◆ PROBLEM DETAILS: This exercise calls for every line of the data below with the string "Servers" in it.

◆ THE INPUT:
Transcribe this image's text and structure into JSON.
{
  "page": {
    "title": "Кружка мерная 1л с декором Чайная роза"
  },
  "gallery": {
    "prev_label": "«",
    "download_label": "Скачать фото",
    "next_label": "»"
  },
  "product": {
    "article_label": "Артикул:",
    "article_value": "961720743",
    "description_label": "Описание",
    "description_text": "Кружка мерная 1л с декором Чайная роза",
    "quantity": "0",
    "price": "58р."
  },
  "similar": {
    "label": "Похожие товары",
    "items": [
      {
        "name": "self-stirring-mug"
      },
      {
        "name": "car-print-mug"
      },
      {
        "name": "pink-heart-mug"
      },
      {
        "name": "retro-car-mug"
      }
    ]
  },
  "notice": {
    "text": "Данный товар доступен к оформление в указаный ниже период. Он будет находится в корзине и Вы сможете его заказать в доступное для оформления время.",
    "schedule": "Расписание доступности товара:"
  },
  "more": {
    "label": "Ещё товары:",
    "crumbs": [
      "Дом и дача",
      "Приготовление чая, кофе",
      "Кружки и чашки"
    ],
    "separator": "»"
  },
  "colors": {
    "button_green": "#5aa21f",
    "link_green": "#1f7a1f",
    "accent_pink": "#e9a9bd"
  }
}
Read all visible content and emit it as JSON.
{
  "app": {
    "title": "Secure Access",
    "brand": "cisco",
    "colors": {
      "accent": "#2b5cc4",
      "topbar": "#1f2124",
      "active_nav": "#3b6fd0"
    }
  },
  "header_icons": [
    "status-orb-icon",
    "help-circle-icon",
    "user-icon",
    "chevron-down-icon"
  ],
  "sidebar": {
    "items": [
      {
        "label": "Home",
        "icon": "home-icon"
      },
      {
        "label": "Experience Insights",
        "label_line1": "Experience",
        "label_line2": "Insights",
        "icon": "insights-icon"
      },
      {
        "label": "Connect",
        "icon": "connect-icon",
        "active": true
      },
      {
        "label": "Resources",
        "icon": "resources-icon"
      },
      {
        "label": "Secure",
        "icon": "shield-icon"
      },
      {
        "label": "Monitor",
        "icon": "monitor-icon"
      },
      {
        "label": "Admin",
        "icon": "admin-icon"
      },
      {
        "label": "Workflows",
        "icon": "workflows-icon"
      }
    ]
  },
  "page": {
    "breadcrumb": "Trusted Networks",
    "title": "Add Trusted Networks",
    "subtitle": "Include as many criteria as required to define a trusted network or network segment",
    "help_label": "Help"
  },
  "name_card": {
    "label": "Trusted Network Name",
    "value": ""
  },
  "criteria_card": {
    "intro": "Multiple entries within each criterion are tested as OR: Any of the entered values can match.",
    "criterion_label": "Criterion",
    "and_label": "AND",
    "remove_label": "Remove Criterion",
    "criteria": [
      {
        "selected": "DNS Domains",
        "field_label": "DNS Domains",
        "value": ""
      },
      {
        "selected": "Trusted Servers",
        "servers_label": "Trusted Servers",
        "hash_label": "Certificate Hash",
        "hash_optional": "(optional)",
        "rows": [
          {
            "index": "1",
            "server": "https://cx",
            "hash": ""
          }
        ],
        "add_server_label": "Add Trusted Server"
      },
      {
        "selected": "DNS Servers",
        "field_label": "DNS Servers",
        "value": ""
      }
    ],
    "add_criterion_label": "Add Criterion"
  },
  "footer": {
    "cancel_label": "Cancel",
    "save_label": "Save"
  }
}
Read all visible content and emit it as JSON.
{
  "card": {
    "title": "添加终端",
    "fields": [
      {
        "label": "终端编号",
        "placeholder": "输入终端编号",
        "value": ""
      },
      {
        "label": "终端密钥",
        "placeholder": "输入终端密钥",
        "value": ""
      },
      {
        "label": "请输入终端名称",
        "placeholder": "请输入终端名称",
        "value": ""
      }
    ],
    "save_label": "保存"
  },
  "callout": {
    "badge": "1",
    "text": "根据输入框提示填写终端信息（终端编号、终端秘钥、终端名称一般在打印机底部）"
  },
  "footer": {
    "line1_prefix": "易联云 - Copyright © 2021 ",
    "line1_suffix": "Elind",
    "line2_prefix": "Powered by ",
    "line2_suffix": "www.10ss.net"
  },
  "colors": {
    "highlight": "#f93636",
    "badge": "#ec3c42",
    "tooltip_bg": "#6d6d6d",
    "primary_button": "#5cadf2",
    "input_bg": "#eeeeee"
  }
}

◆ EXERCISE OUTPUT:
        "selected": "Trusted Servers",
        "servers_label": "Trusted Servers",
        "selected": "DNS Servers",
        "field_label": "DNS Servers",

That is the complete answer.